START Exercise materials

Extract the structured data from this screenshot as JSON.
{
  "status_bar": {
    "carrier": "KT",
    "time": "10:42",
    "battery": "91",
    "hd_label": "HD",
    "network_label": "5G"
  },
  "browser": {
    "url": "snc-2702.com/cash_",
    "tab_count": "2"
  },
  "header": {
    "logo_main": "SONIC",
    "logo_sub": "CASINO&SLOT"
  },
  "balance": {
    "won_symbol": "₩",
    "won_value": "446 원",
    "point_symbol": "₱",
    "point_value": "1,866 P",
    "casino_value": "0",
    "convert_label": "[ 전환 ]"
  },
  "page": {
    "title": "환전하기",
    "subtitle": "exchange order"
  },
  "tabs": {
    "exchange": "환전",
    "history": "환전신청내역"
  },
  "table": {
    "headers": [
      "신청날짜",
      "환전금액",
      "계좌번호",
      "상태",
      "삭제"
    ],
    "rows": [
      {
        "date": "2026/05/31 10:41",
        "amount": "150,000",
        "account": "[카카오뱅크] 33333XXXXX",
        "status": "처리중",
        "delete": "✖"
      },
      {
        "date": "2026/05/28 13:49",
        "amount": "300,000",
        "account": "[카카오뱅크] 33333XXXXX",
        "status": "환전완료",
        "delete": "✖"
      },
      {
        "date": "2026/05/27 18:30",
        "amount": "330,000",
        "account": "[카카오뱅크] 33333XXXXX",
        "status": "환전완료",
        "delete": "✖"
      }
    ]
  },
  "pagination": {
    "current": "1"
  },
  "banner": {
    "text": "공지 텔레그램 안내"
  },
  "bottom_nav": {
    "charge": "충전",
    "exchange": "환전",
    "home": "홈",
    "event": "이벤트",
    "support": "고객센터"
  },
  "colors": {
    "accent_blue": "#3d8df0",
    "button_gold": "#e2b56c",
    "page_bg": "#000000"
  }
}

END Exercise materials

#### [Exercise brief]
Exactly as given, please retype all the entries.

#### [Result for this task]
Extract the structured data from this screenshot as JSON.
{
  "status_bar": {
    "carrier": "KT",
    "time": "10:42",
    "battery": "91",
    "hd_label": "HD",
    "network_label": "5G"
  },
  "browser": {
    "url": "snc-2702.com/cash_",
    "tab_count": "2"
  },
  "header": {
    "logo_main": "SONIC",
    "logo_sub": "CASINO&SLOT"
  },
  "balance": {
    "won_symbol": "₩",
    "won_value": "446 원",
    "point_symbol": "₱",
    "point_value": "1,866 P",
    "casino_value": "0",
    "convert_label": "[ 전환 ]"
  },
  "page": {
    "title": "환전하기",
    "subtitle": "exchange order"
  },
  "tabs": {
    "exchange": "환전",
    "history": "환전신청내역"
  },
  "table": {
    "headers": [
      "신청날짜",
      "환전금액",
      "계좌번호",
      "상태",
      "삭제"
    ],
    "rows": [
      {
        "date": "2026/05/31 10:41",
        "amount": "150,000",
        "account": "[카카오뱅크] 33333XXXXX",
        "status": "처리중",
        "delete": "✖"
      },
      {
        "date": "2026/05/28 13:49",
        "amount": "300,000",
        "account": "[카카오뱅크] 33333XXXXX",
        "status": "환전완료",
        "delete": "✖"
      },
      {
        "date": "2026/05/27 18:30",
        "amount": "330,000",
        "account": "[카카오뱅크] 33333XXXXX",
        "status": "환전완료",
        "delete": "✖"
      }
    ]
  },
  "pagination": {
    "current": "1"
  },
  "banner": {
    "text": "공지 텔레그램 안내"
  },
  "bottom_nav": {
    "charge": "충전",
    "exchange": "환전",
    "home": "홈",
    "event": "이벤트",
    "support": "고객센터"
  },
  "colors": {
    "accent_blue": "#3d8df0",
    "button_gold": "#e2b56c",
    "page_bg": "#000000"
  }
}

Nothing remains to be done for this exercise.